Stored entries
..........
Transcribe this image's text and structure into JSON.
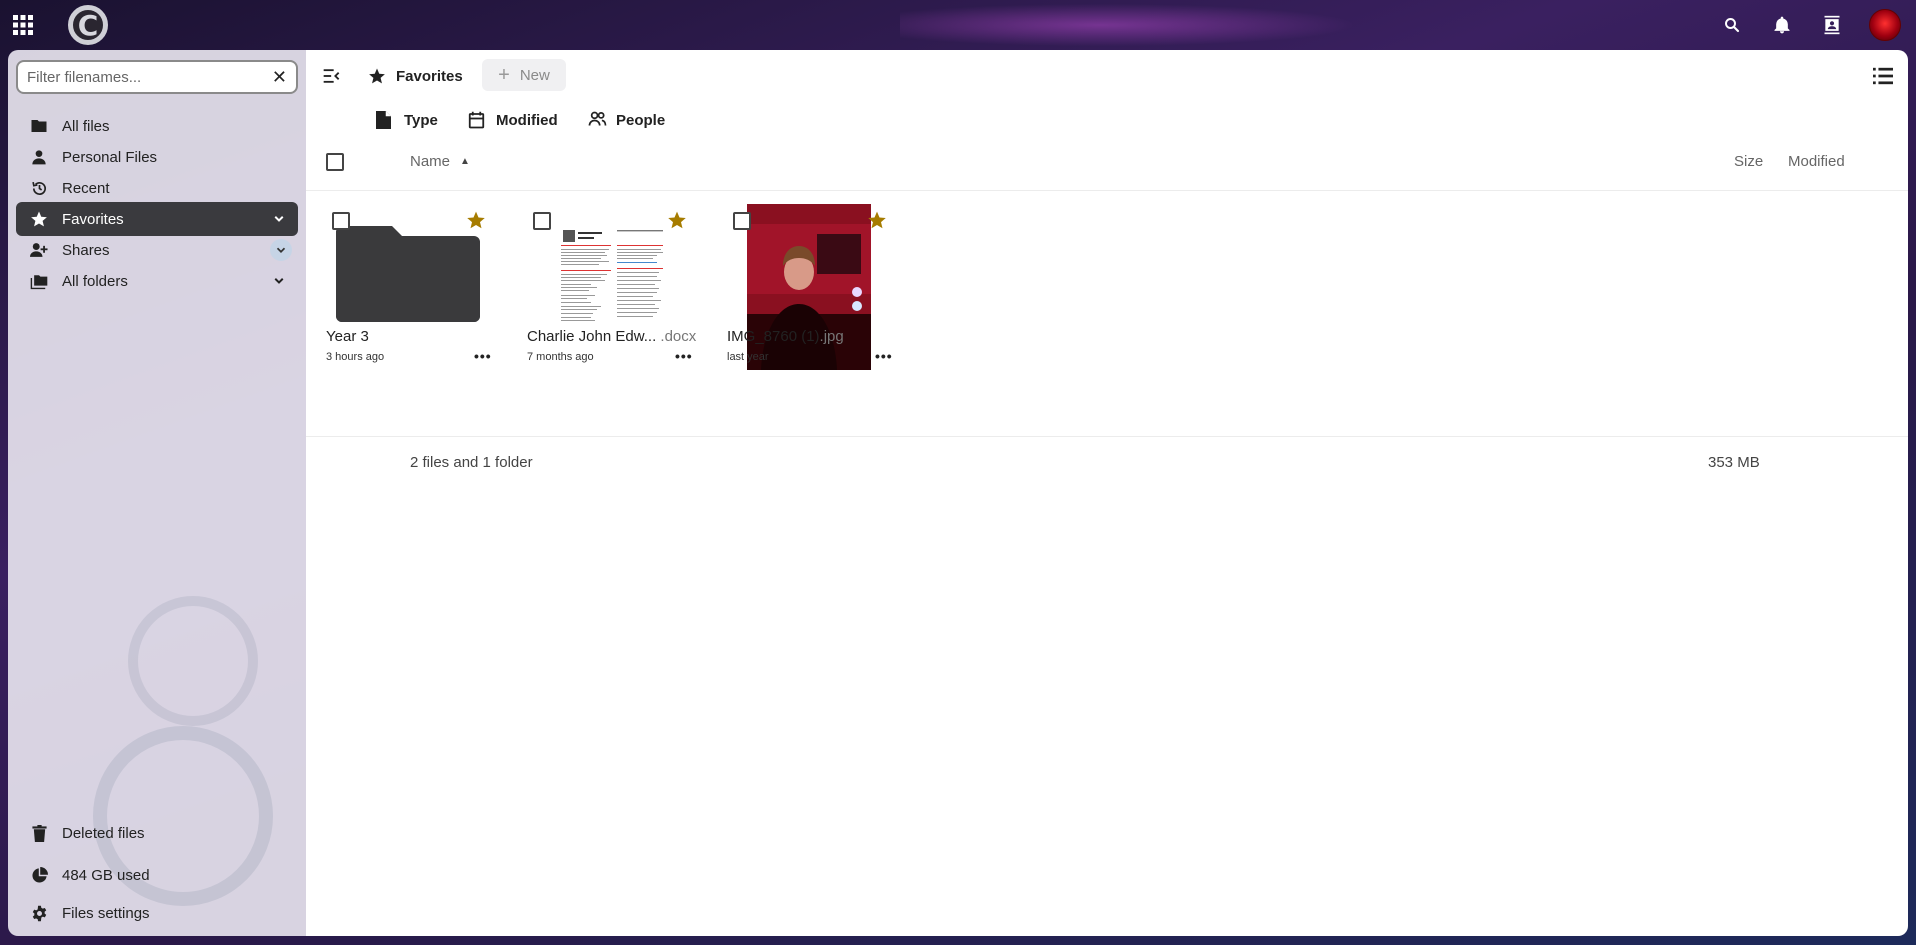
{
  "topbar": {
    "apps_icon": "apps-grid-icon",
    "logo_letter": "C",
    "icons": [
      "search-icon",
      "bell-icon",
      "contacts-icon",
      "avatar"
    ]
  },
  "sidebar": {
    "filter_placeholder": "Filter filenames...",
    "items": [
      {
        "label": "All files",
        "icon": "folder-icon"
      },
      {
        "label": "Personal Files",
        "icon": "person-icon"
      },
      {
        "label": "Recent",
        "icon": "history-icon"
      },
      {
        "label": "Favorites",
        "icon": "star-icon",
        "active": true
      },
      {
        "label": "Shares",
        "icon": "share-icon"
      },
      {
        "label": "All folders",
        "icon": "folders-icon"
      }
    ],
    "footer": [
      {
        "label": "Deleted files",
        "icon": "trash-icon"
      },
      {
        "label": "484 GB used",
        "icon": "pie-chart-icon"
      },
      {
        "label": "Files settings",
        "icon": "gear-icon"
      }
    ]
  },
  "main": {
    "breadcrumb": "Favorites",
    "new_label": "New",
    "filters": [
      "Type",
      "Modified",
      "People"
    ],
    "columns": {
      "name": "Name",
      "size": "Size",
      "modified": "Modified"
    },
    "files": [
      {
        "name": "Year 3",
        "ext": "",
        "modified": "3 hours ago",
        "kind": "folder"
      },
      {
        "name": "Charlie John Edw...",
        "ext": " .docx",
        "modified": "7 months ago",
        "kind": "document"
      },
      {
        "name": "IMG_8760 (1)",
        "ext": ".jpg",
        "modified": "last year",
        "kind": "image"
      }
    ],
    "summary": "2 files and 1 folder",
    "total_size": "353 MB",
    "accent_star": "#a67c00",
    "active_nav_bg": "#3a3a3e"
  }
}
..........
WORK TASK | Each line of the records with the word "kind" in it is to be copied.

YOUR RESPONSE |
        "kind": "folder"
        "kind": "document"
        "kind": "image"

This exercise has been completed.